Element data from apps and pages:
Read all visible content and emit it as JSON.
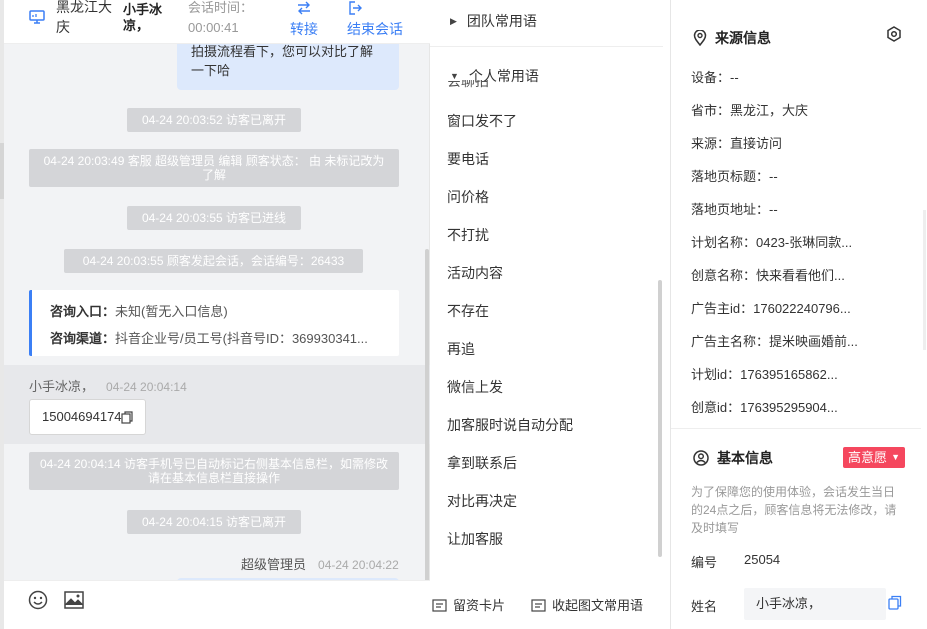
{
  "header": {
    "location": "黑龙江大庆",
    "user": "小手冰凉，",
    "timer_label": "会话时间：",
    "timer_value": "00:00:41",
    "transfer": "转接",
    "end_session": "结束会话"
  },
  "chat": {
    "top_bubble": "拍摄流程看下，您可以对比了解一下哈",
    "sys_leave1": "04-24 20:03:52 访客已离开",
    "sys_edit": "04-24 20:03:49 客服 超级管理员 编辑 顾客状态： 由 未标记改为 了解",
    "sys_enter": "04-24 20:03:55 访客已进线",
    "sys_start": "04-24 20:03:55 顾客发起会话，会话编号：26433",
    "card": {
      "entry_label": "咨询入口：",
      "entry_value": "未知(暂无入口信息)",
      "channel_label": "咨询渠道：",
      "channel_value": "抖音企业号/员工号(抖音号ID：369930341..."
    },
    "visitor_name": "小手冰凉，",
    "visitor_time": "04-24 20:04:14",
    "phone": "15004694174",
    "sys_phone": "04-24 20:04:14 访客手机号已自动标记右侧基本信息栏，如需修改请在基本信息栏直接操作",
    "sys_leave2": "04-24 20:04:15 访客已离开",
    "agent_name": "超级管理员",
    "agent_time": "04-24 20:04:22"
  },
  "phrases": {
    "team_group": "团队常用语",
    "personal_group": "个人常用语",
    "clipped_item": "会聊拍",
    "items": [
      "窗口发不了",
      "要电话",
      "问价格",
      "不打扰",
      "活动内容",
      "不存在",
      "再追",
      "微信上发",
      "加客服时说自动分配",
      "拿到联系后",
      "对比再决定",
      "让加客服"
    ],
    "btn_card": "留资卡片",
    "btn_collapse": "收起图文常用语"
  },
  "source": {
    "title": "来源信息",
    "rows": [
      {
        "k": "设备：",
        "v": "--"
      },
      {
        "k": "省市：",
        "v": "黑龙江，大庆"
      },
      {
        "k": "来源：",
        "v": "直接访问"
      },
      {
        "k": "落地页标题：",
        "v": "--"
      },
      {
        "k": "落地页地址：",
        "v": "--"
      },
      {
        "k": "计划名称：",
        "v": "0423-张琳同款..."
      },
      {
        "k": "创意名称：",
        "v": "快来看看他们..."
      },
      {
        "k": "广告主id：",
        "v": "176022240796..."
      },
      {
        "k": "广告主名称：",
        "v": "提米映画婚前..."
      },
      {
        "k": "计划id：",
        "v": "176395165862..."
      },
      {
        "k": "创意id：",
        "v": "176395295904..."
      }
    ]
  },
  "basic": {
    "title": "基本信息",
    "intent": "高意愿",
    "notice": "为了保障您的使用体验，会话发生当日的24点之后，顾客信息将无法修改，请及时填写",
    "number_label": "编号",
    "number_value": "25054",
    "name_label": "姓名",
    "name_value": "小手冰凉，"
  },
  "colors": {
    "accent": "#3b7ff5",
    "intent_bg": "#f5475e",
    "system_bubble": "#d4d5d8"
  }
}
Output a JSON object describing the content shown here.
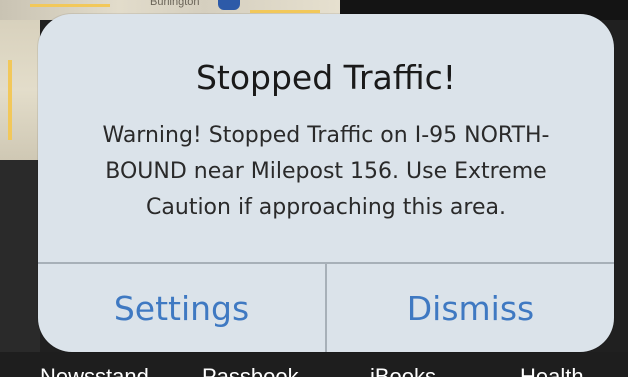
{
  "background": {
    "map_town_label": "Burlington",
    "dock_labels": [
      "Newsstand",
      "Passbook",
      "iBooks",
      "Health"
    ]
  },
  "alert": {
    "title": "Stopped Traffic!",
    "message": "Warning! Stopped Traffic on I-95 NORTH-BOUND near Milepost 156. Use Extreme Caution if approaching this area.",
    "buttons": {
      "settings_label": "Settings",
      "dismiss_label": "Dismiss"
    }
  },
  "colors": {
    "alert_background": "#dbe3ea",
    "button_text": "#3f79c2",
    "title_text": "#1a1a1a"
  },
  "icons": {
    "map_route_shield": "interstate-shield-icon"
  }
}
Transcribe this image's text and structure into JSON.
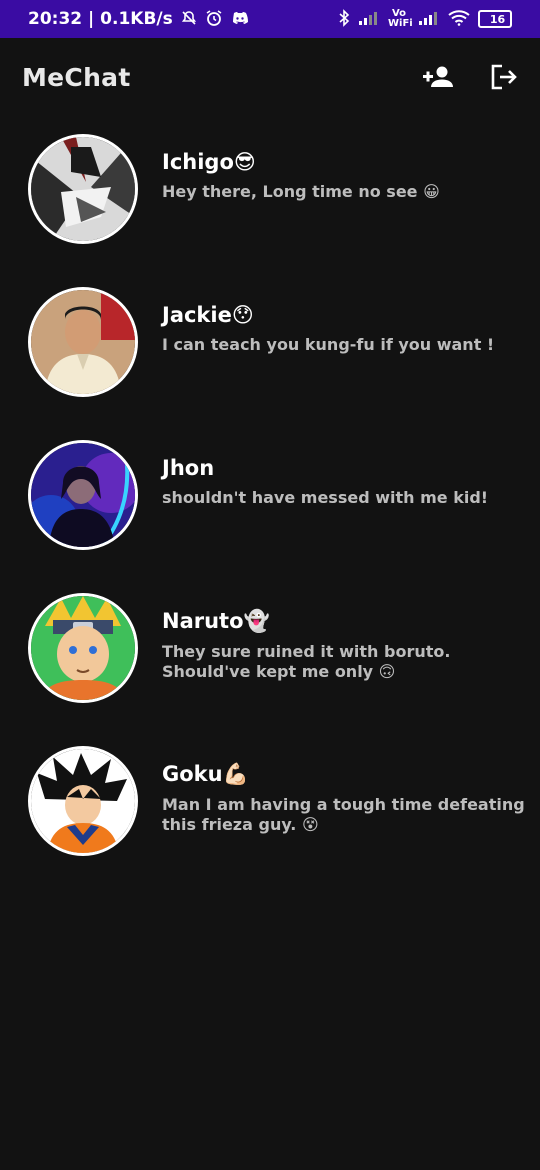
{
  "status_bar": {
    "time_speed": "20:32 | 0.1KB/s",
    "vo_wifi": "Vo WiFi",
    "battery": "16",
    "icons": [
      "mute-notification-icon",
      "alarm-icon",
      "discord-icon",
      "bluetooth-icon",
      "signal-icon",
      "wifi-icon",
      "battery-icon"
    ]
  },
  "app": {
    "title": "MeChat",
    "actions": [
      "add-friend-icon",
      "logout-icon"
    ]
  },
  "chats": [
    {
      "name": "Ichigo😎",
      "message": "Hey there, Long time no see 😀"
    },
    {
      "name": "Jackie😯",
      "message": "I can teach you kung-fu if you want !"
    },
    {
      "name": "Jhon",
      "message": "shouldn't have messed with me kid!"
    },
    {
      "name": "Naruto👻",
      "message": "They sure ruined it with boruto. Should've kept me only 🙃"
    },
    {
      "name": "Goku💪🏻",
      "message": "Man I am having a tough time defeating this frieza guy. 😵"
    }
  ],
  "colors": {
    "status_bar": "#3a0ca3",
    "background": "#121212",
    "name_text": "#ffffff",
    "message_text": "#bdbdbd"
  }
}
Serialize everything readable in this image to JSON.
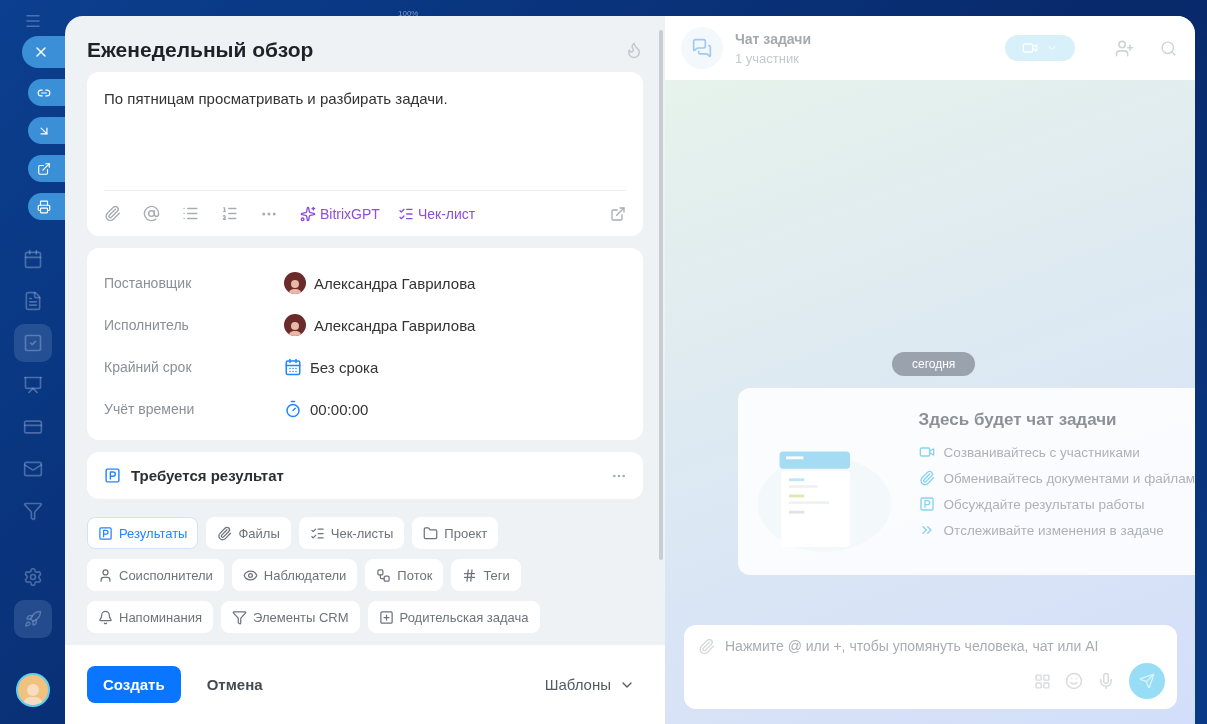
{
  "top_bar": {
    "zoom": "100%"
  },
  "sidebar": {
    "items": [
      {
        "selected": false
      },
      {
        "selected": false
      },
      {
        "selected": true
      },
      {
        "selected": false
      },
      {
        "selected": false
      },
      {
        "selected": false
      },
      {
        "selected": false
      }
    ]
  },
  "task": {
    "title": "Еженедельный обзор",
    "description": "По пятницам просматривать и разбирать задачи.",
    "editor_tools": [
      {
        "label": "BitrixGPT",
        "kind": "ai"
      },
      {
        "label": "Чек-лист",
        "kind": "checklist"
      }
    ]
  },
  "fields": [
    {
      "label": "Постановщик",
      "value": "Александра Гаврилова",
      "kind": "person"
    },
    {
      "label": "Исполнитель",
      "value": "Александра Гаврилова",
      "kind": "person"
    },
    {
      "label": "Крайний срок",
      "value": "Без срока",
      "kind": "deadline"
    },
    {
      "label": "Учёт времени",
      "value": "00:00:00",
      "kind": "timer"
    }
  ],
  "result_block": {
    "label": "Требуется результат"
  },
  "chips": [
    {
      "label": "Результаты",
      "kind": "result",
      "selected": true
    },
    {
      "label": "Файлы",
      "kind": "files",
      "selected": false
    },
    {
      "label": "Чек-листы",
      "kind": "checklist",
      "selected": false
    },
    {
      "label": "Проект",
      "kind": "project",
      "selected": false
    },
    {
      "label": "Соисполнители",
      "kind": "person",
      "selected": false
    },
    {
      "label": "Наблюдатели",
      "kind": "eye",
      "selected": false
    },
    {
      "label": "Поток",
      "kind": "flow",
      "selected": false
    },
    {
      "label": "Теги",
      "kind": "tag",
      "selected": false
    },
    {
      "label": "Напоминания",
      "kind": "bell",
      "selected": false
    },
    {
      "label": "Элементы CRM",
      "kind": "crm",
      "selected": false
    },
    {
      "label": "Родительская задача",
      "kind": "parent",
      "selected": false
    }
  ],
  "footer": {
    "create": "Создать",
    "cancel": "Отмена",
    "templates": "Шаблоны"
  },
  "chat": {
    "title": "Чат задачи",
    "subtitle": "1 участник",
    "date": "сегодня",
    "empty_title": "Здесь будет чат задачи",
    "features": [
      {
        "text": "Созванивайтесь с участниками",
        "kind": "video"
      },
      {
        "text": "Обменивайтесь документами и файлам",
        "kind": "files"
      },
      {
        "text": "Обсуждайте результаты работы",
        "kind": "result"
      },
      {
        "text": "Отслеживайте изменения в задаче",
        "kind": "track"
      }
    ],
    "input_placeholder": "Нажмите @ или +, чтобы упомянуть человека, чат или AI"
  }
}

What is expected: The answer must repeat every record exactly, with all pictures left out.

Answer to the exercise:
Read all visible content and emit it as JSON.
{
  "header": {
    "location": "黑龙江大庆",
    "user": "小手冰凉，",
    "timer_label": "会话时间：",
    "timer_value": "00:00:41",
    "transfer": "转接",
    "end_session": "结束会话"
  },
  "chat": {
    "top_bubble": "拍摄流程看下，您可以对比了解一下哈",
    "sys_leave1": "04-24 20:03:52 访客已离开",
    "sys_edit": "04-24 20:03:49 客服 超级管理员 编辑 顾客状态： 由 未标记改为 了解",
    "sys_enter": "04-24 20:03:55 访客已进线",
    "sys_start": "04-24 20:03:55 顾客发起会话，会话编号：26433",
    "card": {
      "entry_label": "咨询入口：",
      "entry_value": "未知(暂无入口信息)",
      "channel_label": "咨询渠道：",
      "channel_value": "抖音企业号/员工号(抖音号ID：369930341..."
    },
    "visitor_name": "小手冰凉，",
    "visitor_time": "04-24 20:04:14",
    "phone": "15004694174",
    "sys_phone": "04-24 20:04:14 访客手机号已自动标记右侧基本信息栏，如需修改请在基本信息栏直接操作",
    "sys_leave2": "04-24 20:04:15 访客已离开",
    "agent_name": "超级管理员",
    "agent_time": "04-24 20:04:22"
  },
  "phrases": {
    "team_group": "团队常用语",
    "personal_group": "个人常用语",
    "clipped_item": "会聊拍",
    "items": [
      "窗口发不了",
      "要电话",
      "问价格",
      "不打扰",
      "活动内容",
      "不存在",
      "再追",
      "微信上发",
      "加客服时说自动分配",
      "拿到联系后",
      "对比再决定",
      "让加客服"
    ],
    "btn_card": "留资卡片",
    "btn_collapse": "收起图文常用语"
  },
  "source": {
    "title": "来源信息",
    "rows": [
      {
        "k": "设备：",
        "v": "--"
      },
      {
        "k": "省市：",
        "v": "黑龙江，大庆"
      },
      {
        "k": "来源：",
        "v": "直接访问"
      },
      {
        "k": "落地页标题：",
        "v": "--"
      },
      {
        "k": "落地页地址：",
        "v": "--"
      },
      {
        "k": "计划名称：",
        "v": "0423-张琳同款..."
      },
      {
        "k": "创意名称：",
        "v": "快来看看他们..."
      },
      {
        "k": "广告主id：",
        "v": "176022240796..."
      },
      {
        "k": "广告主名称：",
        "v": "提米映画婚前..."
      },
      {
        "k": "计划id：",
        "v": "176395165862..."
      },
      {
        "k": "创意id：",
        "v": "176395295904..."
      }
    ]
  },
  "basic": {
    "title": "基本信息",
    "intent": "高意愿",
    "notice": "为了保障您的使用体验，会话发生当日的24点之后，顾客信息将无法修改，请及时填写",
    "number_label": "编号",
    "number_value": "25054",
    "name_label": "姓名",
    "name_value": "小手冰凉，"
  },
  "colors": {
    "accent": "#3b7ff5",
    "intent_bg": "#f5475e",
    "system_bubble": "#d4d5d8"
  }
}
Output a JSON object describing the content shown here.
{
  "background": {
    "map_town_label": "Burlington",
    "dock_labels": [
      "Newsstand",
      "Passbook",
      "iBooks",
      "Health"
    ]
  },
  "alert": {
    "title": "Stopped Traffic!",
    "message": "Warning! Stopped Traffic on I-95 NORTH-BOUND near Milepost 156. Use Extreme Caution if approaching this area.",
    "buttons": {
      "settings_label": "Settings",
      "dismiss_label": "Dismiss"
    }
  },
  "colors": {
    "alert_background": "#dbe3ea",
    "button_text": "#3f79c2",
    "title_text": "#1a1a1a"
  },
  "icons": {
    "map_route_shield": "interstate-shield-icon"
  }
}
Transcribe this image's text and structure into JSON.
{
  "status_bar": {
    "time_speed": "20:32 | 0.1KB/s",
    "vo_wifi": "Vo WiFi",
    "battery": "16",
    "icons": [
      "mute-notification-icon",
      "alarm-icon",
      "discord-icon",
      "bluetooth-icon",
      "signal-icon",
      "wifi-icon",
      "battery-icon"
    ]
  },
  "app": {
    "title": "MeChat",
    "actions": [
      "add-friend-icon",
      "logout-icon"
    ]
  },
  "chats": [
    {
      "name": "Ichigo😎",
      "message": "Hey there, Long time no see 😀"
    },
    {
      "name": "Jackie😯",
      "message": "I can teach you kung-fu if you want !"
    },
    {
      "name": "Jhon",
      "message": "shouldn't have messed with me kid!"
    },
    {
      "name": "Naruto👻",
      "message": "They sure ruined it with boruto. Should've kept me only 🙃"
    },
    {
      "name": "Goku💪🏻",
      "message": "Man I am having a tough time defeating this frieza guy. 😵"
    }
  ],
  "colors": {
    "status_bar": "#3a0ca3",
    "background": "#121212",
    "name_text": "#ffffff",
    "message_text": "#bdbdbd"
  }
}
Serialize everything readable in this image to JSON.
{
  "top_bar": {
    "zoom": "100%"
  },
  "sidebar": {
    "items": [
      {
        "selected": false
      },
      {
        "selected": false
      },
      {
        "selected": true
      },
      {
        "selected": false
      },
      {
        "selected": false
      },
      {
        "selected": false
      },
      {
        "selected": false
      }
    ]
  },
  "task": {
    "title": "Еженедельный обзор",
    "description": "По пятницам просматривать и разбирать задачи.",
    "editor_tools": [
      {
        "label": "BitrixGPT",
        "kind": "ai"
      },
      {
        "label": "Чек-лист",
        "kind": "checklist"
      }
    ]
  },
  "fields": [
    {
      "label": "Постановщик",
      "value": "Александра Гаврилова",
      "kind": "person"
    },
    {
      "label": "Исполнитель",
      "value": "Александра Гаврилова",
      "kind": "person"
    },
    {
      "label": "Крайний срок",
      "value": "Без срока",
      "kind": "deadline"
    },
    {
      "label": "Учёт времени",
      "value": "00:00:00",
      "kind": "timer"
    }
  ],
  "result_block": {
    "label": "Требуется результат"
  },
  "chips": [
    {
      "label": "Результаты",
      "kind": "result",
      "selected": true
    },
    {
      "label": "Файлы",
      "kind": "files",
      "selected": false
    },
    {
      "label": "Чек-листы",
      "kind": "checklist",
      "selected": false
    },
    {
      "label": "Проект",
      "kind": "project",
      "selected": false
    },
    {
      "label": "Соисполнители",
      "kind": "person",
      "selected": false
    },
    {
      "label": "Наблюдатели",
      "kind": "eye",
      "selected": false
    },
    {
      "label": "Поток",
      "kind": "flow",
      "selected": false
    },
    {
      "label": "Теги",
      "kind": "tag",
      "selected": false
    },
    {
      "label": "Напоминания",
      "kind": "bell",
      "selected": false
    },
    {
      "label": "Элементы CRM",
      "kind": "crm",
      "selected": false
    },
    {
      "label": "Родительская задача",
      "kind": "parent",
      "selected": false
    }
  ],
  "footer": {
    "create": "Создать",
    "cancel": "Отмена",
    "templates": "Шаблоны"
  },
  "chat": {
    "title": "Чат задачи",
    "subtitle": "1 участник",
    "date": "сегодня",
    "empty_title": "Здесь будет чат задачи",
    "features": [
      {
        "text": "Созванивайтесь с участниками",
        "kind": "video"
      },
      {
        "text": "Обменивайтесь документами и файлам",
        "kind": "files"
      },
      {
        "text": "Обсуждайте результаты работы",
        "kind": "result"
      },
      {
        "text": "Отслеживайте изменения в задаче",
        "kind": "track"
      }
    ],
    "input_placeholder": "Нажмите @ или +, чтобы упомянуть человека, чат или AI"
  }
}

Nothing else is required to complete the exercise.